"Computer Desktop Encyclopedia" (CDE) is updated monthly for online customers and quarterly for multiuser customers who deploy on servers.
Our goal is to provide a meaningful definition of everything important in the computer and consumer electronics (CE) field, including audio and video. We are not a product catalog, although we do include several thousand hardware and software products that are either popular, unique or that have made a meaningful contribution. New terms are essential; however, what makes CDE unique is that it is a complete course in computer literacy that is continuously revised to make it clearer and clearer. See CDE apps.
Quite a History
First published in 1981 as "The Computer Glossary," a 300-term, text-only handbook for Alan Freedman's computer literacy seminars, by 1989, the 3,500-term, illustrated 4th edition won the "Best Reference Book of the Year" award from Computer Book Review. The Glossary evolved over nine editions in English with translations into seven foreign languages, making it the most successful dictionary about computers on the market. In 1990, the Glossary was put on floppy disk for DOS, Mac and Windows. Six years later, a greatly enhanced version, renamed "Computer Desktop Encyclopedia" (CDE), was published in print and CD-ROM. Soon after, CDE debuted on the Web, and the last books were published in 2001.
The First Edition
To augment Freedman's seminars, the 300-term "The Computer Glossary" was written in 1980 on an 8-bit Vector Graphic microcomputer and printed on a daisy wheel printer. The large term names came from Kroytype labels pressed onto the master layout by hand.
A Note from the Author
My goal is to keep this database informative, interesting, accurate and timely. I invite your suggestions for enhancing existing entries as well as for new subjects, terms and buzzwords. I look forward to hearing from you.
THE COMPUTER LANGUAGE COMPANY INC.
5521 State Park Road
Point Pleasant, PA 18950
Freedman has been in the information industry 54 years, starting out in the days of punch cards. He has been a programmer, systems analyst, consultant and salesman, specializing in training and education for more than half his career.
For more than 30 years, thousands of technical professionals have helped us understand the concepts and technologies in this encyclopedia. In addition, many readers have contributed suggestions and comments. To all of you, thank you so very much for your assistance.
There are some people who made important contributions in the very beginning, and I would like to acknowledge them. Many thanks to Joel Orr, Irving Wieselman, Steve Diascro, Margaret Herrick, Steve Gibson, Leonard Mikolajczak, Paul Bergevin, Garry Dawson, Jagdish Dalal, David Chappell, Thom Drewke, Jeff Hecht, Peter Hermsen, Clive "Max" Maxfield, Terry O'Donnell, Jim Stroh, Pamela Brannan, Walter Levy, Gary Saxer, Mark and Joan Shapiro, Stephen Slade, David Wallace, Bob Williams and the staff at Black Box Corporation.
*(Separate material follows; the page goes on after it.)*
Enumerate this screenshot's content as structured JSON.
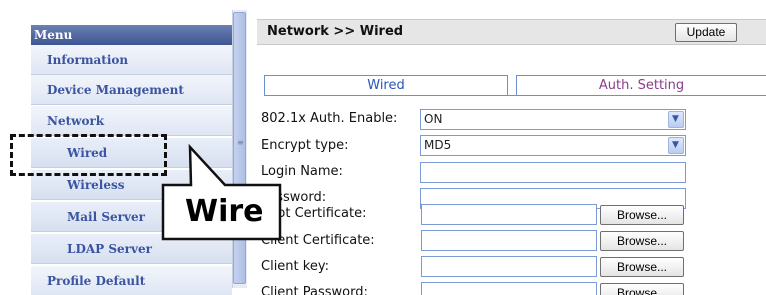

I especially want to thank Lynn Thompson, our research analyst, for her many thousands of hours of excellent work and devotion.
Last and most important, to Irma Lee Morrison, my wife and partner. Thank you Irmalee. I love you dearly.